the whole of the amount of profits and gains of business attributable to any one or more of such activities:
The above section provides that in the case of a co-operative society when the gross total income includes any income referred to in Sub-section (2), the sum specified in Sub-section (2) is allowable as deduction in computing the total income. In the case of a co-operative society engaged in carrying on the business of banking or providing credit facilities to its members, the whole of the amount of profits and gains of business attributable to the said activity is allowable as a deduction. Now, the mainstay of the revenue's contention that while the assessee can be said to be carrying on business of providing credit facilities to its members, it is not carrying on business of banking. Therefore, its income as is attributable to the investment made in connection with providing credit facility to the members alone is exempt. The income from other investments, according to the revenue authorities, is taxable inasmuch as such income is not covered by the provisions as aforesaid.
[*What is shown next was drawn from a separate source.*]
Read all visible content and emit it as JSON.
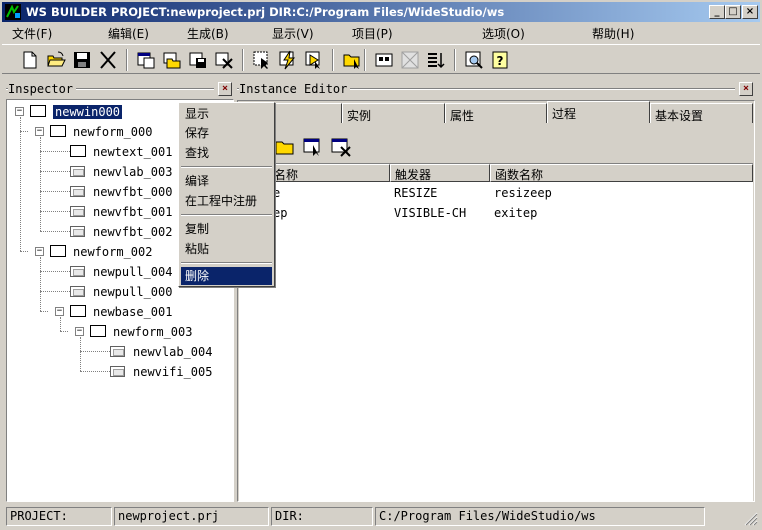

The particulars of income which is sought to be taxed are set out hereunder:
With a view to consider the revenue's submission in this regard, we may first look to the object clause as well as other relevant by-laws of the assessee-bank:
The objects of the bank shall be:
(i) To advance loans for the purposes enumerated in Section 116 of the Act.
(ii) To grant loans to any person or persons, corporate body established under any law for the time being in force, on such terms and conditions including nature of security as the Board may decide from time to time. It shall be competent for the bank to make advances to borrowing contractors including co-operative societies and Panchayats at such rate of interest, and on such terms and conditions as the Board may decide, provided such contractors are members of the Bank.
(iii) To grant loans to tenants under the various Land Reforms and Tenancy Acts in force in the area of operation of the bank.
(iv) To grant loans to the co-operative farming societies.
(v) To grant financial assistance to societies functioning mainly for the purposes of promoting schemes of land improvement.
(vi) To organise and finance such societies, associations or unions from amongst the members of the bank for the purpose of service and supply of mechanical and farm equipments for agricultural and irrigation purposes and for which loan finance is provided by the bank.
(vii) To make advances at such rate of interest and on such terms and conditions as the Board may decide to consignors of mechanical and farm equipment supplied to the members of the bank provided such consignors are members of the Bank.
(viii) To buy and sell securities of the Government of India, the Government of Gujarat or other securities specified in Clauses (a), (b), (c) and (d) of Section 20 of the Indian Trust Act, 1882, and to act as agents for buyers and sellers of such securities.
(ix) To grant loans to any statutory body and to any body corporate established under any law for the time being in force on such terms and conditions as may be decided by the Board from time to time.
4. The Bank shall have powers to:
(a) float debentures on such terms and conditions as may be approved by the Government on the security of its assets and mortgages of immovable property,
(b) receive deposits and borrow money otherwise than by issue of debentures,
(c) acquire such immovable properties and construct such buildings as it may consider necessary for the proper conduct of its business,
(d) appoint such staff as it considers necessary for the conduct of its affairs,
(e) open branches and reconstitute them at suitable places in the area of operation of the bank,
(f) to decide the form and nature of security for the grant of loans for the purposes mentioned in these by-laws,
(g) to do such other things as are incidental to or conducive to and requisite for above objects.;